What needs to be done
Your task is to find every line in the records that holds the string "icon" and copy it.

(Stored records)
▬▬▬▬▬▬

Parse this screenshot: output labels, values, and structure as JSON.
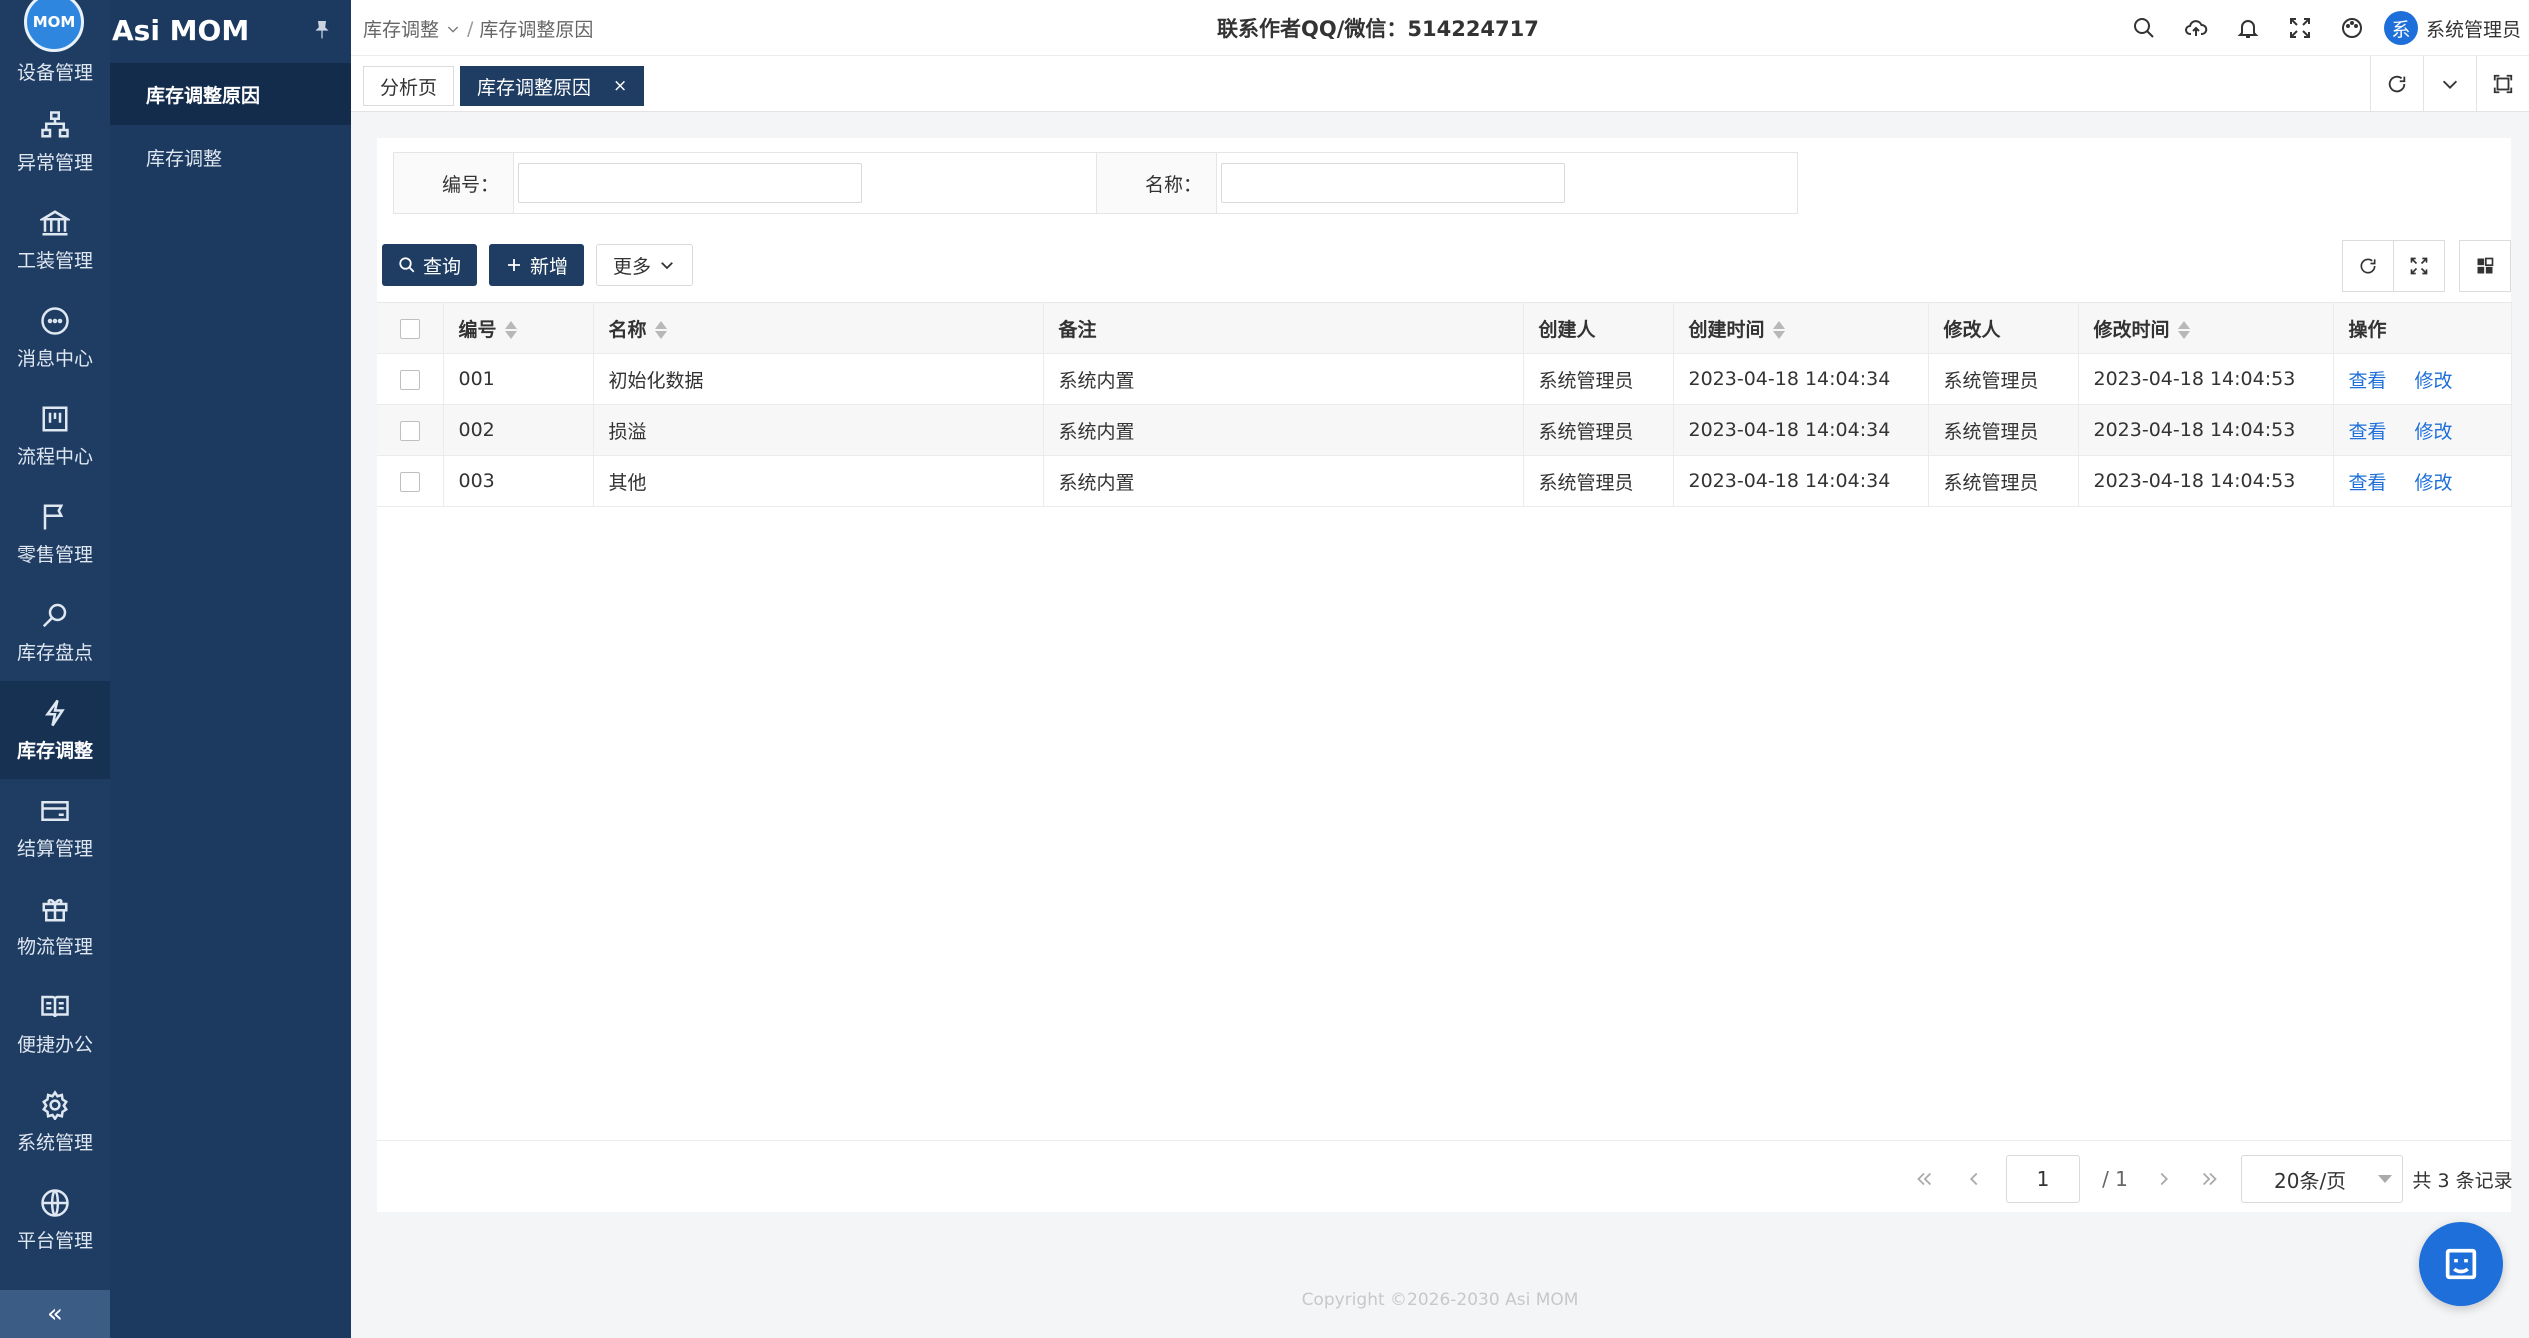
{
  "app": {
    "logo_text": "MOM",
    "name": "Asi MOM"
  },
  "rail": {
    "first_partial": "设备管理",
    "items": [
      {
        "label": "异常管理",
        "icon": "sitemap-icon"
      },
      {
        "label": "工装管理",
        "icon": "bank-icon"
      },
      {
        "label": "消息中心",
        "icon": "message-icon"
      },
      {
        "label": "流程中心",
        "icon": "board-icon"
      },
      {
        "label": "零售管理",
        "icon": "flag-icon"
      },
      {
        "label": "库存盘点",
        "icon": "search-doc-icon"
      },
      {
        "label": "库存调整",
        "icon": "bolt-icon",
        "active": true
      },
      {
        "label": "结算管理",
        "icon": "card-icon"
      },
      {
        "label": "物流管理",
        "icon": "gift-icon"
      },
      {
        "label": "便捷办公",
        "icon": "book-icon"
      },
      {
        "label": "系统管理",
        "icon": "gear-icon"
      },
      {
        "label": "平台管理",
        "icon": "globe-icon"
      }
    ],
    "collapse": "«"
  },
  "submenu": {
    "items": [
      "库存调整原因",
      "库存调整"
    ],
    "active_index": 0
  },
  "header": {
    "breadcrumb": [
      "库存调整",
      "库存调整原因"
    ],
    "contact": "联系作者QQ/微信：514224717",
    "user_avatar": "系",
    "user_name": "系统管理员"
  },
  "tabs": [
    {
      "label": "分析页",
      "active": false
    },
    {
      "label": "库存调整原因",
      "active": true,
      "close": "×"
    }
  ],
  "search": {
    "fields": [
      {
        "label": "编号：",
        "value": "",
        "placeholder": ""
      },
      {
        "label": "名称：",
        "value": "",
        "placeholder": ""
      }
    ]
  },
  "toolbar": {
    "query": "查询",
    "add": "新增",
    "more": "更多"
  },
  "table": {
    "columns": [
      "编号",
      "名称",
      "备注",
      "创建人",
      "创建时间",
      "修改人",
      "修改时间",
      "操作"
    ],
    "rows": [
      {
        "code": "001",
        "name": "初始化数据",
        "remark": "系统内置",
        "creator": "系统管理员",
        "created": "2023-04-18 14:04:34",
        "modifier": "系统管理员",
        "modified": "2023-04-18 14:04:53"
      },
      {
        "code": "002",
        "name": "损溢",
        "remark": "系统内置",
        "creator": "系统管理员",
        "created": "2023-04-18 14:04:34",
        "modifier": "系统管理员",
        "modified": "2023-04-18 14:04:53"
      },
      {
        "code": "003",
        "name": "其他",
        "remark": "系统内置",
        "creator": "系统管理员",
        "created": "2023-04-18 14:04:34",
        "modifier": "系统管理员",
        "modified": "2023-04-18 14:04:53"
      }
    ],
    "actions": [
      "查看",
      "修改"
    ]
  },
  "pager": {
    "page": "1",
    "total_pages": "/ 1",
    "page_size": "20条/页",
    "total": "共 3 条记录"
  },
  "footer": {
    "copyright": "Copyright ©2026-2030 Asi MOM"
  },
  "colors": {
    "primary": "#1f3d63",
    "link": "#1e6fd9",
    "rail": "#1f3d63"
  }
}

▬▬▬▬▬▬

Response box
        "icon": "sitemap-icon"
        "icon": "bank-icon"
        "icon": "message-icon"
        "icon": "board-icon"
        "icon": "flag-icon"
        "icon": "search-doc-icon"
        "icon": "bolt-icon",
        "icon": "card-icon"
        "icon": "gift-icon"
        "icon": "book-icon"
        "icon": "gear-icon"
        "icon": "globe-icon"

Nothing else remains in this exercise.